Not everything will be of good use, and some customer analytics metrics might not be necessary. In this case, it’ll be best to eliminate them and create an organized structure. Otherwise, you risk missing out on crucial insights.
Present it in front of key stakeholders
Regardless of how good your data is, stakeholders ask a simple question: “How much revenue is there for taking?”. Often, the high management doesn’t care about CLV, CAC, AOL, and other metrics that we use in marketing campaigns. What matters is how skillfully you can present opportunities and back them up with numbers (customer analytics).
Best Practices When Analyzing Data from Your Customers
There are good practices that can help your brand achieve better results. Let’s see them.
Identify your goals before your report
One of the most common problems with master data management platforms is they can bring many results. However, if you don’t know your goals, you’ll often “get lost” in your customer logs. Try to set a couple of objectives and work on them.
Do not misinterpret data
Even if you use the most advanced marketing tools, you can’t get far if you don’t understand the numbers. If stats show that customer engagement has dropped significantly, don’t blame it on the economy. Instead, try to find the problem inside — as your sales funnel.
Identify better revenue streams
Using customer interactions as a foundation, you might find your business’s most profitable revenue channels. For that reason, you should leverage metrics such as customer lifetime value (CLV), net promoter score (NPS), conversion rate (CR), and customer acquisition costs (CAC).
Best Customer Data Analytics Tools
Let’s see some of the best customer analytics tools on the market.
What makes Verfacto great is that it doesn’t rely on a single technology to be successful. Instead, you can use good practices from many customer analytics tools out there and have them in one powerful tool, which Verfacto is. The visitor profiler feature lets you segment customers by using different criteria. Another good thing is that the platform lets you track Meta customers’ preferences even after iOS 14.
Adobe Analytics is a platform that can handle everything from website analytics to in-store data, including audio and video. It’s built for flexibility with various APIs and integration options so you can seamlessly integrate other systems into your digital marketing strategy.

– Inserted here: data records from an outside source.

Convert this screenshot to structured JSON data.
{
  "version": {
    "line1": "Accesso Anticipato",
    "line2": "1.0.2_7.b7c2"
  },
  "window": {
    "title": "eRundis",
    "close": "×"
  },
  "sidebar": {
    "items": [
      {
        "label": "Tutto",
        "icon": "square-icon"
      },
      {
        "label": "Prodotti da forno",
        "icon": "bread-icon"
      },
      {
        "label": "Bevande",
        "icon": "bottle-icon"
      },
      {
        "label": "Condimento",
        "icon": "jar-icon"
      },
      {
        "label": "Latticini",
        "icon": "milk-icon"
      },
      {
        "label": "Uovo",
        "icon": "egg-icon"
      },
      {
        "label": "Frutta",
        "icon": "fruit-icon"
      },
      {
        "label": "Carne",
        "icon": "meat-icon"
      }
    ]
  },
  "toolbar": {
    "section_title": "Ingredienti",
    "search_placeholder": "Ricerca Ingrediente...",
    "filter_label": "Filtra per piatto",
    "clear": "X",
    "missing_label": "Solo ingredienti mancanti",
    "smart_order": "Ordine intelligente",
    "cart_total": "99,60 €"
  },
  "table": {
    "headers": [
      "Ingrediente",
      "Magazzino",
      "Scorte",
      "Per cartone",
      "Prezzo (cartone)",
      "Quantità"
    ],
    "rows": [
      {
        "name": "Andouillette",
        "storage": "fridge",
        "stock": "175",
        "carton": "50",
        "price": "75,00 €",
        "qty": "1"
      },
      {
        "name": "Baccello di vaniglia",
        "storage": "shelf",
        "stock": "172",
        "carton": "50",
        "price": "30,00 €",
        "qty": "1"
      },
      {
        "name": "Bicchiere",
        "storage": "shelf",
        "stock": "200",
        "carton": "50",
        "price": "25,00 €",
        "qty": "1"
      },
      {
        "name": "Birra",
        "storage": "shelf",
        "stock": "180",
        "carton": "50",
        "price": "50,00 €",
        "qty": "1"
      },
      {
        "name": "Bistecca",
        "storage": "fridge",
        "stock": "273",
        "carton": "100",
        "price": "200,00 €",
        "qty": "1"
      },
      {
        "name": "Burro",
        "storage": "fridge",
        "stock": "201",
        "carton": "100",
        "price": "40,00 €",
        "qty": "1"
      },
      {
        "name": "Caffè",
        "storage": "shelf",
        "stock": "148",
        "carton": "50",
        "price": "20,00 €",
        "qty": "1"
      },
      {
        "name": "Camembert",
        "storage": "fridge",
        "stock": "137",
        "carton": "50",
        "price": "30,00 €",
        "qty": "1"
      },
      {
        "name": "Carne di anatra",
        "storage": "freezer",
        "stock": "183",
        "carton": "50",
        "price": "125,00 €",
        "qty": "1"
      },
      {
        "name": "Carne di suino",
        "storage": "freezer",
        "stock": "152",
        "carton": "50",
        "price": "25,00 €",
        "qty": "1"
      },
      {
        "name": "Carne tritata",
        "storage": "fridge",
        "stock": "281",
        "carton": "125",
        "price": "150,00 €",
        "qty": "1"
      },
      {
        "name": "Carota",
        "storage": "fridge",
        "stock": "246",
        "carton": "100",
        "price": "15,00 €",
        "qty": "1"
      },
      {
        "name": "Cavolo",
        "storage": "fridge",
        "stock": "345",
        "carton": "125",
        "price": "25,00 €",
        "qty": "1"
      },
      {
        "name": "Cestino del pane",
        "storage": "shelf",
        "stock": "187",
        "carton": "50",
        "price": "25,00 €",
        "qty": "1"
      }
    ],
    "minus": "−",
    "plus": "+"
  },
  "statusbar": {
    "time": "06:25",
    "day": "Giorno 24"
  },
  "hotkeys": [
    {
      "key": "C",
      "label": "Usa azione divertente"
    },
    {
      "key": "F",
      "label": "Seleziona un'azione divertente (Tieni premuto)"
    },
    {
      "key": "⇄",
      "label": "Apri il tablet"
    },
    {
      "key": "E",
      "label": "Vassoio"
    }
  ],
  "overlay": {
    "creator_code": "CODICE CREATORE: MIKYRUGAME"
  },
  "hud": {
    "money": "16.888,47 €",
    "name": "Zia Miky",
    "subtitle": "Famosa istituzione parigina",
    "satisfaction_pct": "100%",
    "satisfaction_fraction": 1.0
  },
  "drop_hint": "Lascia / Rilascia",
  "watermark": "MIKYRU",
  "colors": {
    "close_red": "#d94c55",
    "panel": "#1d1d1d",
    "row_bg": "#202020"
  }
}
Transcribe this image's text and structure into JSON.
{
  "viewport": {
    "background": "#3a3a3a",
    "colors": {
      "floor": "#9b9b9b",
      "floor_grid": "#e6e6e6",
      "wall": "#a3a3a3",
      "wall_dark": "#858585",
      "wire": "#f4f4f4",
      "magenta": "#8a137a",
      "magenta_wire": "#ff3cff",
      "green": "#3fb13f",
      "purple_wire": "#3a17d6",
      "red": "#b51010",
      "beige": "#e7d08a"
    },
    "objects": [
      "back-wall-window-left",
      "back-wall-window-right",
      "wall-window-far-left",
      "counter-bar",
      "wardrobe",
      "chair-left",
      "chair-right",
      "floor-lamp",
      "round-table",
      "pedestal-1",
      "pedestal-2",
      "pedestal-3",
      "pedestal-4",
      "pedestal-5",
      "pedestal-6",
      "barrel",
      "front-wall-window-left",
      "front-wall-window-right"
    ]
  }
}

Google Analytics is a comprehensive and at the same time free tool that gives businesses in-depth information about their website’s traffic and user actions. Without requiring additional steps to set up custom data pipelines for different systems or technical expertise, analytics programs like Google Analytics directly take customer behavior from the website to you.
Power BI by Microsoft
There are many customer analytics platforms on the market, but Power BI is one of the leaders. Not only does it do an brilliant job of collecting data, but it also integrates well with Teams, MS Office 365, and Azure. Power BI is a valuable tool for businesses that want to make the most of their data and integrate their customer analytics tools with other programs.
Hubspot lets you create specific customer segments. It can gather priceless data, find multiple customer journeys, and allow multiple teams to develop informed business decisions. We must admit, it’s a customer relationship management software with plenty of capabilities to analyze data from other sources, too.
Third-Party Cookies and the Future
By the end of 2023, we will see the “death” of third-party cookies as we know it. This creates a significant gap in targeting customers, and the companies that adapt first will get an advantage. Without the ability to collect data from customers across the web, businesses will need to find new ways to target their audience.
Those who are able to adjust quickly and efficiently will have a significant advantage over their competitors. First-party data will become increasingly crucial in the coming years, so companies must be prepared to make the most of it.
Customer data analytics can help your ecommerce store gather helpful insights and strategies. However, it doesn’t replace the basics. Good old-fashioned customer service still holds the key to success in ecommerce. You need to ensure your customers are happy, that you’re providing them with what they need, and that they keep coming back for more.